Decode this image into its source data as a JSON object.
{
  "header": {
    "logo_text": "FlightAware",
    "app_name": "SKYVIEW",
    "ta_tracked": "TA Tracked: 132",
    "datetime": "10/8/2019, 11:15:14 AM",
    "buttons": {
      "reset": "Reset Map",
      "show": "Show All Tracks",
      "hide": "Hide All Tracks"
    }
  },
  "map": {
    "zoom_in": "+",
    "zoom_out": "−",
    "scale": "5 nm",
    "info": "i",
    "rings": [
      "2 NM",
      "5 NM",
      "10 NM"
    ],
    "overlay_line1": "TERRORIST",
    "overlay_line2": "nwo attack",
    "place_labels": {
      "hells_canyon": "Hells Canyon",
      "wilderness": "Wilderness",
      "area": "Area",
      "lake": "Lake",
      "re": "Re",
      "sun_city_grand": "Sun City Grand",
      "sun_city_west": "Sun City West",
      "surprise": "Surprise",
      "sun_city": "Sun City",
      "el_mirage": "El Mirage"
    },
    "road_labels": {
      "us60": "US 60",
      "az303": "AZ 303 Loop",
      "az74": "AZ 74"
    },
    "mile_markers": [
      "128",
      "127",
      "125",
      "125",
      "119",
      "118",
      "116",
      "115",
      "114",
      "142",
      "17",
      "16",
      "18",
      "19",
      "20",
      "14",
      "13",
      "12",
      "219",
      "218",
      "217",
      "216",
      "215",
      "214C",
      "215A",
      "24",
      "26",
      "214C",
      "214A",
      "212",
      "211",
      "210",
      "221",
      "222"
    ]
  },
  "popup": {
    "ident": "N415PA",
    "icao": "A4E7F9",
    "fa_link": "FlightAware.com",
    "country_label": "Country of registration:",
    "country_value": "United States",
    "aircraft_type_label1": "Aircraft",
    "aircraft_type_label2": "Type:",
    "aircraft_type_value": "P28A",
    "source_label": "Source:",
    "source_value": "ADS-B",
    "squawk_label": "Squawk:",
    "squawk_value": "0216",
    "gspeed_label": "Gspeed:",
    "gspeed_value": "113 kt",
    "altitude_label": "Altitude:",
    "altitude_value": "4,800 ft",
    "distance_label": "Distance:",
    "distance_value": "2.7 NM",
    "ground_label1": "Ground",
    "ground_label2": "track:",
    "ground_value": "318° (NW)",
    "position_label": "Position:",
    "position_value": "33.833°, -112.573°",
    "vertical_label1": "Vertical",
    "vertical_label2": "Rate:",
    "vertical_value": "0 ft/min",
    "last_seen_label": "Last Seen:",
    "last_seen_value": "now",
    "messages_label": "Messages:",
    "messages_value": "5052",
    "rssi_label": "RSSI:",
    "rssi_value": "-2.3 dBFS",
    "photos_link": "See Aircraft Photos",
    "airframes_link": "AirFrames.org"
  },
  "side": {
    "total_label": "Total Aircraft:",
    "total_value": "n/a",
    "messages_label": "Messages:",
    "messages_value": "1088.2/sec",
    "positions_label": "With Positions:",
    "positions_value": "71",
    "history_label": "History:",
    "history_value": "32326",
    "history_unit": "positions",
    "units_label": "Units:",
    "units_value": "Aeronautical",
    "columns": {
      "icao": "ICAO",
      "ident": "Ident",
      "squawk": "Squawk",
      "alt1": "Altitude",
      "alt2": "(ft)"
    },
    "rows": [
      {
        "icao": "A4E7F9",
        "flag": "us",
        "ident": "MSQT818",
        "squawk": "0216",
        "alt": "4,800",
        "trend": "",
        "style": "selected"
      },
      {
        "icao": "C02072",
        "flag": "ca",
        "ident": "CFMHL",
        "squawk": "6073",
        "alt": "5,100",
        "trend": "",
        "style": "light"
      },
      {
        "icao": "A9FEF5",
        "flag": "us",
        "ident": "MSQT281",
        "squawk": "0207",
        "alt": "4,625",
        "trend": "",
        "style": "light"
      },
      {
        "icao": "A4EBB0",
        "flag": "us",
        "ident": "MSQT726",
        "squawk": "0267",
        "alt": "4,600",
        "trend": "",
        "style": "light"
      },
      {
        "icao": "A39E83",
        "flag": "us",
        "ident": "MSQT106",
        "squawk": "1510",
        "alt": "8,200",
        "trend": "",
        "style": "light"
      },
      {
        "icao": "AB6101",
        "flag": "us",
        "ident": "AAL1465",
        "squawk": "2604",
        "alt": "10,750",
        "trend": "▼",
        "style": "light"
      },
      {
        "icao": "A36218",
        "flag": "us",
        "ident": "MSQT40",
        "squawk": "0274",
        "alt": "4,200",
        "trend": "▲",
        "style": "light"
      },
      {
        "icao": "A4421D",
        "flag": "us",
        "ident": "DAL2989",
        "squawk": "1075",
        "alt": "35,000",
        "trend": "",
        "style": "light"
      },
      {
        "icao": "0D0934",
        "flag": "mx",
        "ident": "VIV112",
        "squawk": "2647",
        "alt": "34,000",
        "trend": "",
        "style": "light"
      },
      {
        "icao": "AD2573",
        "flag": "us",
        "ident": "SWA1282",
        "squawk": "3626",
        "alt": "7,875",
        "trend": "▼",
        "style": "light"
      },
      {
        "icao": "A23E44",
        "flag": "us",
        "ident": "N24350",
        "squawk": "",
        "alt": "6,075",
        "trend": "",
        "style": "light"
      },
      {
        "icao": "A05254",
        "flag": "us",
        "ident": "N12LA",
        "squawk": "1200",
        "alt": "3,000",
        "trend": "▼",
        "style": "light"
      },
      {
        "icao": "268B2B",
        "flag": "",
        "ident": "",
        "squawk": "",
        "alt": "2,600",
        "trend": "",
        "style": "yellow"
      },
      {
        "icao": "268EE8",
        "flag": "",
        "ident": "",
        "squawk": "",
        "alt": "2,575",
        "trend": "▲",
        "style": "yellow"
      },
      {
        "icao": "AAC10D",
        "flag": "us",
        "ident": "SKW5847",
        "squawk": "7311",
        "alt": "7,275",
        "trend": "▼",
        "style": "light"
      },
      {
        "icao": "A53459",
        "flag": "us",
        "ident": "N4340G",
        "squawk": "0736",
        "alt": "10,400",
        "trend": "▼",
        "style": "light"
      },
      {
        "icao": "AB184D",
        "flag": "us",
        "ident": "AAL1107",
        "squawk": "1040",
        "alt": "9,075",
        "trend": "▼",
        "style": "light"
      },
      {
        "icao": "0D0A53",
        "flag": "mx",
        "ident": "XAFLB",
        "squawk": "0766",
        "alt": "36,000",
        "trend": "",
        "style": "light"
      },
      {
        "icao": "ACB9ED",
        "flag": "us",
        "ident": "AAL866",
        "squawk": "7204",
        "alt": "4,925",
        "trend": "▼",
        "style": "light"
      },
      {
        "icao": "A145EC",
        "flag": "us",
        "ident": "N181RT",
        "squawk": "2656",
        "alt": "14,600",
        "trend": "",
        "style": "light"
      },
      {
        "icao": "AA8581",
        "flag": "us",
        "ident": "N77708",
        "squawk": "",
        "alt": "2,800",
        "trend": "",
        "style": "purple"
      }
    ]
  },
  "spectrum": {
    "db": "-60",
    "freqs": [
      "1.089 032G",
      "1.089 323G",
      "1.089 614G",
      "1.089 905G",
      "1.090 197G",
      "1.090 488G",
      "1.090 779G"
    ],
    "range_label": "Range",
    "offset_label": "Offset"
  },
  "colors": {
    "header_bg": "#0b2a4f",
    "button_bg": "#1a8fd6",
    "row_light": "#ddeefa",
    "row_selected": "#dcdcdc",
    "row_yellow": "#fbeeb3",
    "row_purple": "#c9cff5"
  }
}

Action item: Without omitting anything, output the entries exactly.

Answer for the task:
Decode this image into its source data as a JSON object.
{
  "header": {
    "logo_text": "FlightAware",
    "app_name": "SKYVIEW",
    "ta_tracked": "TA Tracked: 132",
    "datetime": "10/8/2019, 11:15:14 AM",
    "buttons": {
      "reset": "Reset Map",
      "show": "Show All Tracks",
      "hide": "Hide All Tracks"
    }
  },
  "map": {
    "zoom_in": "+",
    "zoom_out": "−",
    "scale": "5 nm",
    "info": "i",
    "rings": [
      "2 NM",
      "5 NM",
      "10 NM"
    ],
    "overlay_line1": "TERRORIST",
    "overlay_line2": "nwo attack",
    "place_labels": {
      "hells_canyon": "Hells Canyon",
      "wilderness": "Wilderness",
      "area": "Area",
      "lake": "Lake",
      "re": "Re",
      "sun_city_grand": "Sun City Grand",
      "sun_city_west": "Sun City West",
      "surprise": "Surprise",
      "sun_city": "Sun City",
      "el_mirage": "El Mirage"
    },
    "road_labels": {
      "us60": "US 60",
      "az303": "AZ 303 Loop",
      "az74": "AZ 74"
    },
    "mile_markers": [
      "128",
      "127",
      "125",
      "125",
      "119",
      "118",
      "116",
      "115",
      "114",
      "142",
      "17",
      "16",
      "18",
      "19",
      "20",
      "14",
      "13",
      "12",
      "219",
      "218",
      "217",
      "216",
      "215",
      "214C",
      "215A",
      "24",
      "26",
      "214C",
      "214A",
      "212",
      "211",
      "210",
      "221",
      "222"
    ]
  },
  "popup": {
    "ident": "N415PA",
    "icao": "A4E7F9",
    "fa_link": "FlightAware.com",
    "country_label": "Country of registration:",
    "country_value": "United States",
    "aircraft_type_label1": "Aircraft",
    "aircraft_type_label2": "Type:",
    "aircraft_type_value": "P28A",
    "source_label": "Source:",
    "source_value": "ADS-B",
    "squawk_label": "Squawk:",
    "squawk_value": "0216",
    "gspeed_label": "Gspeed:",
    "gspeed_value": "113 kt",
    "altitude_label": "Altitude:",
    "altitude_value": "4,800 ft",
    "distance_label": "Distance:",
    "distance_value": "2.7 NM",
    "ground_label1": "Ground",
    "ground_label2": "track:",
    "ground_value": "318° (NW)",
    "position_label": "Position:",
    "position_value": "33.833°, -112.573°",
    "vertical_label1": "Vertical",
    "vertical_label2": "Rate:",
    "vertical_value": "0 ft/min",
    "last_seen_label": "Last Seen:",
    "last_seen_value": "now",
    "messages_label": "Messages:",
    "messages_value": "5052",
    "rssi_label": "RSSI:",
    "rssi_value": "-2.3 dBFS",
    "photos_link": "See Aircraft Photos",
    "airframes_link": "AirFrames.org"
  },
  "side": {
    "total_label": "Total Aircraft:",
    "total_value": "n/a",
    "messages_label": "Messages:",
    "messages_value": "1088.2/sec",
    "positions_label": "With Positions:",
    "positions_value": "71",
    "history_label": "History:",
    "history_value": "32326",
    "history_unit": "positions",
    "units_label": "Units:",
    "units_value": "Aeronautical",
    "columns": {
      "icao": "ICAO",
      "ident": "Ident",
      "squawk": "Squawk",
      "alt1": "Altitude",
      "alt2": "(ft)"
    },
    "rows": [
      {
        "icao": "A4E7F9",
        "flag": "us",
        "ident": "MSQT818",
        "squawk": "0216",
        "alt": "4,800",
        "trend": "",
        "style": "selected"
      },
      {
        "icao": "C02072",
        "flag": "ca",
        "ident": "CFMHL",
        "squawk": "6073",
        "alt": "5,100",
        "trend": "",
        "style": "light"
      },
      {
        "icao": "A9FEF5",
        "flag": "us",
        "ident": "MSQT281",
        "squawk": "0207",
        "alt": "4,625",
        "trend": "",
        "style": "light"
      },
      {
        "icao": "A4EBB0",
        "flag": "us",
        "ident": "MSQT726",
        "squawk": "0267",
        "alt": "4,600",
        "trend": "",
        "style": "light"
      },
      {
        "icao": "A39E83",
        "flag": "us",
        "ident": "MSQT106",
        "squawk": "1510",
        "alt": "8,200",
        "trend": "",
        "style": "light"
      },
      {
        "icao": "AB6101",
        "flag": "us",
        "ident": "AAL1465",
        "squawk": "2604",
        "alt": "10,750",
        "trend": "▼",
        "style": "light"
      },
      {
        "icao": "A36218",
        "flag": "us",
        "ident": "MSQT40",
        "squawk": "0274",
        "alt": "4,200",
        "trend": "▲",
        "style": "light"
      },
      {
        "icao": "A4421D",
        "flag": "us",
        "ident": "DAL2989",
        "squawk": "1075",
        "alt": "35,000",
        "trend": "",
        "style": "light"
      },
      {
        "icao": "0D0934",
        "flag": "mx",
        "ident": "VIV112",
        "squawk": "2647",
        "alt": "34,000",
        "trend": "",
        "style": "light"
      },
      {
        "icao": "AD2573",
        "flag": "us",
        "ident": "SWA1282",
        "squawk": "3626",
        "alt": "7,875",
        "trend": "▼",
        "style": "light"
      },
      {
        "icao": "A23E44",
        "flag": "us",
        "ident": "N24350",
        "squawk": "",
        "alt": "6,075",
        "trend": "",
        "style": "light"
      },
      {
        "icao": "A05254",
        "flag": "us",
        "ident": "N12LA",
        "squawk": "1200",
        "alt": "3,000",
        "trend": "▼",
        "style": "light"
      },
      {
        "icao": "268B2B",
        "flag": "",
        "ident": "",
        "squawk": "",
        "alt": "2,600",
        "trend": "",
        "style": "yellow"
      },
      {
        "icao": "268EE8",
        "flag": "",
        "ident": "",
        "squawk": "",
        "alt": "2,575",
        "trend": "▲",
        "style": "yellow"
      },
      {
        "icao": "AAC10D",
        "flag": "us",
        "ident": "SKW5847",
        "squawk": "7311",
        "alt": "7,275",
        "trend": "▼",
        "style": "light"
      },
      {
        "icao": "A53459",
        "flag": "us",
        "ident": "N4340G",
        "squawk": "0736",
        "alt": "10,400",
        "trend": "▼",
        "style": "light"
      },
      {
        "icao": "AB184D",
        "flag": "us",
        "ident": "AAL1107",
        "squawk": "1040",
        "alt": "9,075",
        "trend": "▼",
        "style": "light"
      },
      {
        "icao": "0D0A53",
        "flag": "mx",
        "ident": "XAFLB",
        "squawk": "0766",
        "alt": "36,000",
        "trend": "",
        "style": "light"
      },
      {
        "icao": "ACB9ED",
        "flag": "us",
        "ident": "AAL866",
        "squawk": "7204",
        "alt": "4,925",
        "trend": "▼",
        "style": "light"
      },
      {
        "icao": "A145EC",
        "flag": "us",
        "ident": "N181RT",
        "squawk": "2656",
        "alt": "14,600",
        "trend": "",
        "style": "light"
      },
      {
        "icao": "AA8581",
        "flag": "us",
        "ident": "N77708",
        "squawk": "",
        "alt": "2,800",
        "trend": "",
        "style": "purple"
      }
    ]
  },
  "spectrum": {
    "db": "-60",
    "freqs": [
      "1.089 032G",
      "1.089 323G",
      "1.089 614G",
      "1.089 905G",
      "1.090 197G",
      "1.090 488G",
      "1.090 779G"
    ],
    "range_label": "Range",
    "offset_label": "Offset"
  },
  "colors": {
    "header_bg": "#0b2a4f",
    "button_bg": "#1a8fd6",
    "row_light": "#ddeefa",
    "row_selected": "#dcdcdc",
    "row_yellow": "#fbeeb3",
    "row_purple": "#c9cff5"
  }
}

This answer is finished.